Things were anything but dull as the acclaimed William Lane Craig and Christopher Hitchens debated the question of God’s existence in front of 10,000 people across 30 states and four countries Saturday night.
The Biola community certainly wasn’t the only one represented in the crowd. Student press from academic institutions like Westmont College and Cal State Fullerton as well as spectators from places like Placerville, Calif. and Phoenix, Ariz. traveled to witness the event. Both Craig and Hitchens expressed enthusiasm and gratitude for the invitation to dispute each other’s views in front of thousands. Craig Hazen, director of Biola’s Master’s Program in Christian Apologetics, commented on his gratitude especially for Hitchens’ arrival.
“We are delighted to have Mr. Hitchens here on campus, but we realize that we theists certainly have the home court advantage,” he said.
In front of the 4,000 viewers on Biola’s campus – 500 of whom were Biola students – Craig emphasized his five main points for the existence of God. He mainly argued from his two contentions that no good arguments exist to prove atheism, and plenty of arguments exist to support theism. Hitchens, on the other hand, attacked the institution of religion and proposition of God’s reality.
For Craig, the issue of discerning the foundation for moral assumptions remained key throughout the debate. In Craig’s mind, Hitchens failed to articulate how atheists can cite reasons for attaching a moral rightness or wrongness to man’s actions in a solely material world. Hitchens retorted that man doesn’t need a supernatural being to prompt him as to how he should act. Hitchens said he has yet to discover a good action religious people undertake which atheists cannot, asserting especially that Christianity does not necessarily make people behave better.
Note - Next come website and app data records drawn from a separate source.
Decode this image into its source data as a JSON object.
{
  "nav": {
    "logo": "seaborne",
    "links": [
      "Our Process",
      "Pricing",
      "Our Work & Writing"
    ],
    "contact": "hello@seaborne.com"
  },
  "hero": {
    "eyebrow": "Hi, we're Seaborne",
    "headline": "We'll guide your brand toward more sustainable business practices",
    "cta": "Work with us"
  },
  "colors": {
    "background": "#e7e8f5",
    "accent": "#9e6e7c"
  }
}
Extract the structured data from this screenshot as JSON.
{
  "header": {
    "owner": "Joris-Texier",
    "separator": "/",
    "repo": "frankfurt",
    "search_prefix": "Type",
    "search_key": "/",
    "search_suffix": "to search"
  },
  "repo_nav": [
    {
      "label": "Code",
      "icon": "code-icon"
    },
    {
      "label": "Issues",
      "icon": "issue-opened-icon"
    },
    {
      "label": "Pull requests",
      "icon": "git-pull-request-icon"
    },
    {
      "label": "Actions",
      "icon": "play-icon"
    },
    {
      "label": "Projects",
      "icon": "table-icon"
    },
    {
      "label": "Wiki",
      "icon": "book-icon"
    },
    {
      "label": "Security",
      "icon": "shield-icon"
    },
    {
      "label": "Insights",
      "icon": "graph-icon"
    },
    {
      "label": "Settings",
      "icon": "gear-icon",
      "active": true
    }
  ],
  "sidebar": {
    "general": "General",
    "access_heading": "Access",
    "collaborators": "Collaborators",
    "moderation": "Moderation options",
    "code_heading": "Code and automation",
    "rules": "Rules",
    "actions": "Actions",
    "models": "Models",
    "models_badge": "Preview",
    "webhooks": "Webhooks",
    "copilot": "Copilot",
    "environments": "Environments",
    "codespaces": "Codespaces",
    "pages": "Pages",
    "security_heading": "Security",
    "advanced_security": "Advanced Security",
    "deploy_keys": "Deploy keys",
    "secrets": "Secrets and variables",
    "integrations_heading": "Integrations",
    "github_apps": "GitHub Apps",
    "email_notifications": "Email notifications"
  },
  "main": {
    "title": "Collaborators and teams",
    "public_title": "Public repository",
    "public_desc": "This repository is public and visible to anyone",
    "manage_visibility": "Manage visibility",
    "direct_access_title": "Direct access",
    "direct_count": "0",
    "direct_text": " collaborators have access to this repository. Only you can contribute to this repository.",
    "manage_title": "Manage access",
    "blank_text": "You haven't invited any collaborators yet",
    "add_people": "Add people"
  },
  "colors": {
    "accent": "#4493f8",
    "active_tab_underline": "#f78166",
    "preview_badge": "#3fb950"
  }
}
The five main points Craig continued to offer for the existence of God stem from the cosmological argument, the teleological argument, the moral argument, the resurrection of Jesus, and the immediate experience of God. Craig expressed his disappointment in Hitchens for – in his mind – unsatisfactorily addressing those five issues. Hitchens, however, was evidently unsatisfied with Craig’s overall arguments for the creation account and existence of God.
“Extraordinary claims require extraordinary evidence,” Hitchens said.
Not one to shirk form using colorful and potentially offensive language, Hitchens said a God who waits thousands of years to intervene in the plight of humanity is a “cruel,” “capricious,” and “incompetent” being indeed. Craig attempted to rebut this statement by claiming that a mere two percent of the people ever to have lived was born before Christ’s arrival on earth.
Craig ultimately asserted that Hitchens had failed to offer arguments for “positive atheism,” instead focusing on debunking the existence of God in a cruel world. In Craig’s mind, atheism is no more tolerant than Christianity, as it claims to be the only true set of ideas. To Hitchens, however, atheism is the ultimate offer of freedom from the clutches of a totalitarian higher being.
“Emancipate yourself from the idea of a celestial dictatorship and you’ve taken the first step toward becoming free,” he said.
Students from all over offered their opinions about Biola’s reception of Hitchens after the widely publicized debate.
“I was a little concerned coming into it, but I knew that students and faculty would rise above any disagreements and emanate what a Christian university should be. And I think they did,” said Carizza Sioco, a sophomore from Westmont College.
Students felt that Biola treated their guests courteously and maintained its reputation as an institution with an accepting community.
“I was impressed and felt like Biola treated Hitchens with respect, which is atypical of us. Christians tend to be intellectually snobbish,” said Mark Harbison, a Biola freshman.